Father Nicholas Lang
The Presentation the Lord in the Temple
Updated: Mar 3, 2020
I’m guessing folks have been wondering what Punxsutawney Phil would tell us this morning about the onset of spring. According to folklore, if it is cloudy when a groundhog emerges from its burrow on this day, then spring will come early; if it is sunny, the groundhog will supposedly see its shadow and retreat back into its burrow, and the winter weather will persist for six more weeks. Phil left his burrow at about 7:25 a.m. this morning at Gobbler's Knob to tell us that we’ll have an early sprung. Our own Connecticut Groundhog “Chuckles” gave a similar prediction.
Here in the church in Milford, we are observing a feast called the Presentation of the child Jesus in the Temple which originated in the late 4th century in Jerusalem, its origin in old Jewish law that required a woman who gave birth to a child to be ritually purified and restored to full health and vitality. It was on this fortieth day after giving birth that the parents were required to come to the Temple and present this new creation as an offering to God. They also had to offer sacrificial animals and paid a good price to do that. What might be the common thread between our holyday and the secular Ground Hog Day?
Bears and other animals are expected to hibernate during the cold, dark winter season and emerge on this day to look for the light. Shadow and light are the reality of our lives and of our world. We all have stories about what it has been like to live in shadowy places, often because of some unexpected uninvited, undesirable circumstance of life. We, too, can sometimes hibernate—withdraw—to escape the harsh realities of life. We can become sluggish, dormant, as we move through life only half-awake—until we are aroused by the light of God’s spirit.
Our stories likely share the common thread of our sometimes feeling as if we were living in the night of fear not knowing what will come next or how we will handle it. We may have a sense of powerlessness as life seems to be spinning out of control. It may seem as if the black hole of desperation is just sucking the light out of our existence. Yes, shadowy places can be very scary and uncomfortable. And so we may be tempted, like our animal friends, to hideout.
Then there is the Gospel we heard today and its description of what happened when Mary and Joseph came to the Temple to fulfill the law. They were a humble, poor, ordinary couple who wanted a private moment, a quick ceremony and an easy departure to avoid any attention. They were not counting on what happened and they were not counting on these two characters, Simeon and Anna entering their lives.
Two real old-timers they are. Simeon was a regular at Temple and at his age he had seen just about everything, the best and worst of religion. Anna had lived a full life and now late into what had been a long widowhood. She spent all her time ministering in the Temple, knew every nook and cranny and all the corruption of its leaders. Both had seen many babies come and go and watched hundreds of these rituals. This one was different.

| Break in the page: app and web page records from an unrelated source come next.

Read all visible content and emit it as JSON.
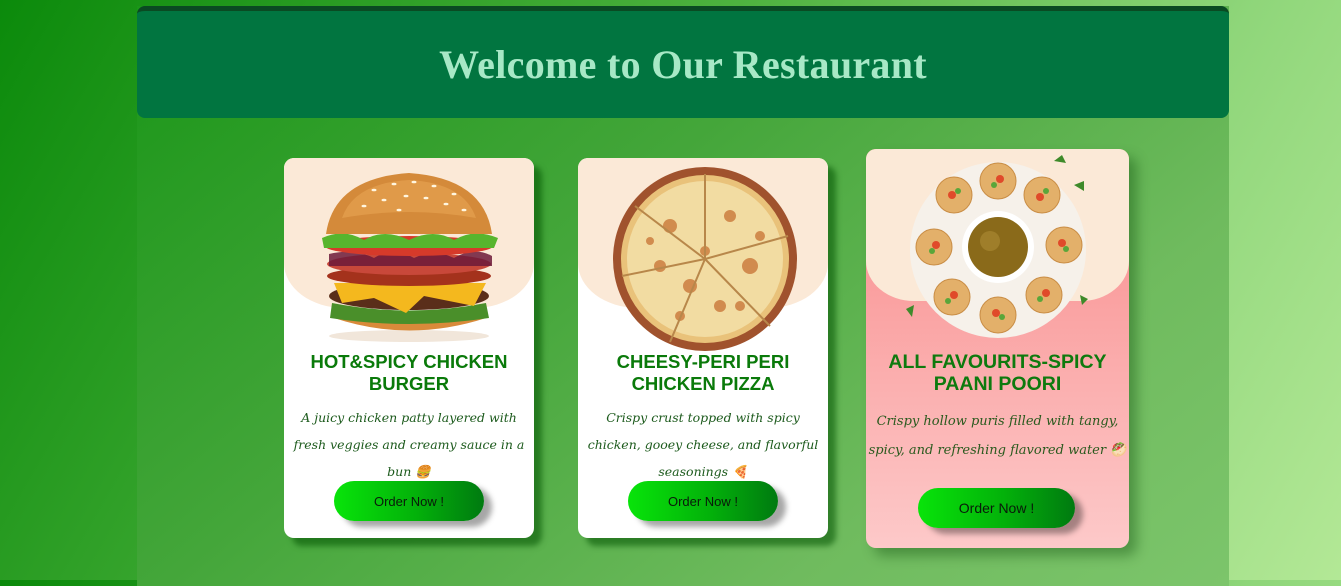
{
  "header": {
    "title": "Welcome to Our Restaurant"
  },
  "cards": [
    {
      "title": "HOT&SPICY CHICKEN BURGER",
      "description": "A juicy chicken patty layered with fresh veggies and creamy sauce in a bun 🍔",
      "button_label": "Order Now !",
      "image": "burger-image"
    },
    {
      "title": "CHEESY-PERI PERI CHICKEN PIZZA",
      "description": "Crispy crust topped with spicy chicken, gooey cheese, and flavorful seasonings 🍕",
      "button_label": "Order Now !",
      "image": "pizza-image"
    },
    {
      "title": "ALL FAVOURITS-SPICY PAANI POORI",
      "description": "Crispy hollow puris filled with tangy, spicy, and refreshing flavored water 🥙",
      "button_label": "Order Now !",
      "image": "paani-poori-image"
    }
  ],
  "colors": {
    "header_bg": "#017540",
    "header_text": "#a7e8c6",
    "card_title": "#0a7a0a",
    "button_start": "#08e40a",
    "button_end": "#007a10",
    "highlight_card": "#f98a8a"
  }
}
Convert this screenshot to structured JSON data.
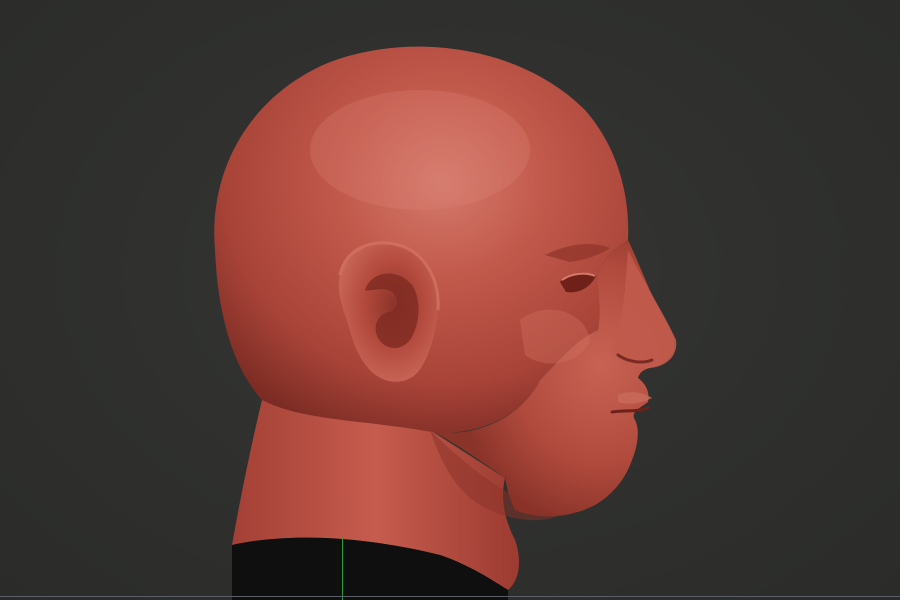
{
  "viewport": {
    "background_color": "#2f302e",
    "model": {
      "subject": "sculpted-head-profile",
      "material_color": "#b6473a",
      "highlight_color": "#d9786b",
      "shadow_color": "#7a2a22",
      "base_color": "#0f0f0f"
    },
    "gizmo": {
      "y_axis_color": "#2f9a3a",
      "x_axis_color": "#5a5f6a"
    }
  }
}
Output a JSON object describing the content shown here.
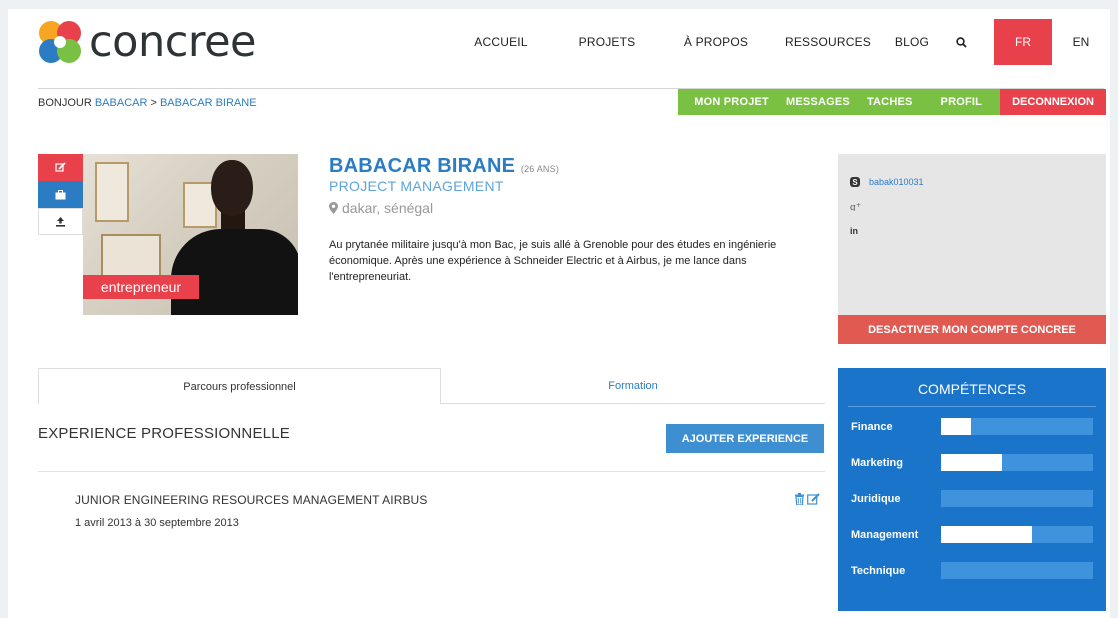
{
  "brand": {
    "logo_text": "concree"
  },
  "nav": {
    "items": [
      "ACCUEIL",
      "PROJETS",
      "À PROPOS",
      "RESSOURCES",
      "BLOG"
    ],
    "search_icon": "search-icon",
    "lang_active": "FR",
    "lang_other": "EN"
  },
  "breadcrumb": {
    "greeting": "BONJOUR ",
    "user": "BABACAR",
    "separator": " > ",
    "current": "BABACAR BIRANE"
  },
  "subnav": {
    "items": [
      "MON PROJET",
      "MESSAGES",
      "TACHES",
      "PROFIL"
    ],
    "logout": "DECONNEXION"
  },
  "profile": {
    "name": "BABACAR BIRANE",
    "age": "(26 ANS)",
    "role": "PROJECT MANAGEMENT",
    "location": "dakar, sénégal",
    "badge": "entrepreneur",
    "bio": "Au prytanée militaire jusqu'à mon Bac, je suis allé à Grenoble pour des études en ingénierie économique. Après une expérience à Schneider Electric et à Airbus, je me lance dans l'entrepreneuriat."
  },
  "social": {
    "skype": "babak010031"
  },
  "account": {
    "deactivate": "DESACTIVER MON COMPTE CONCREE"
  },
  "tabs": {
    "active": "Parcours professionnel",
    "other": "Formation"
  },
  "experience": {
    "title": "EXPERIENCE PROFESSIONNELLE",
    "add_button": "AJOUTER EXPERIENCE",
    "items": [
      {
        "title": "JUNIOR ENGINEERING RESOURCES MANAGEMENT AIRBUS",
        "dates": "1 avril 2013 à 30 septembre 2013"
      }
    ]
  },
  "skills": {
    "title": "COMPÉTENCES",
    "items": [
      {
        "label": "Finance",
        "level": 0.2
      },
      {
        "label": "Marketing",
        "level": 0.4
      },
      {
        "label": "Juridique",
        "level": 0
      },
      {
        "label": "Management",
        "level": 0.6
      },
      {
        "label": "Technique",
        "level": 0
      }
    ]
  },
  "colors": {
    "accent_red": "#e8414b",
    "accent_blue": "#2b7cc3",
    "accent_green": "#7ac143",
    "skills_bg": "#1a74c9"
  }
}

What Simeon and Anna saw that day was nothing and everything. They saw a young tender mother and older awkward father, a couple of limited means, struggling to make a go of it with this newborn in Mary’s arms. Their plainness and everydayness would leave no impression on most bystanders. Nobody would have noticed them or given them a second thought.
It was when the infant Jesus was brought forth that it all became clear to these elderly witnesses. This simple family represented what it means to be fully human. They had no pretense, no airs about them, no hostility over their predicament. They did not see themselves as better or worse than anyone else. They had just come to make an offering. This offering, however, was the incarnate Son of God and what Anna and Simeon saw for the first time in their lives was that this offering of humanity, of God’s own unique creation, was enough to fill an otherwise cold and shadowy space with holiness, with joy, with light and with the very heart of God.
So here we are today in the temple, our sacred worship space. Like the several characters in the Gospel story, we’ve all shown up for one reason or other. Maybe we are here to glean some truth about life or be nurtured by God’s Word and Sacrament. Like old Anna and Simeon and Mary and Joseph we are here to participate in holy and ancient rituals. Yet on some deeper, perhaps unexplainable level, we come for the same reason for which people have been coming to holy places for ages: because we have all known the shadows; what it’s like to live in the night of fear. We come in the hope that God will bring some light to our darkness that will glow and guide us when the shadows threaten to overwhelm us.
When William Temple was Archbishop of Canterbury he regularly got fed up with the business of the institutional church. (Can you blame him?) In a moment of frustrated frankness, he once blurted out: “What people want, people who are starving for the spirit, is not religion but the living God.”
Old Simeon and Anna discovered the living God that day in the Temple. In the evening of their lives they encountered God’s extraordinary grace in an ordinary moment. They have something very important to teach us: that God requires far less than we may think, only what we are.
More than two thousand years later, we sit here today in the presence of the living God who promises us light in our darkness, warmth in our coldness, the gift of discovering God’s extraordinary grace in an ordinary moment, and the end of another winter as we listen to an old and lovely story about our ancestors in the faith. We are, after all, storytelling creatures because we are fashioned in the image of a storytelling God. May we never neglect that gift nor our love for hearing and telling the story.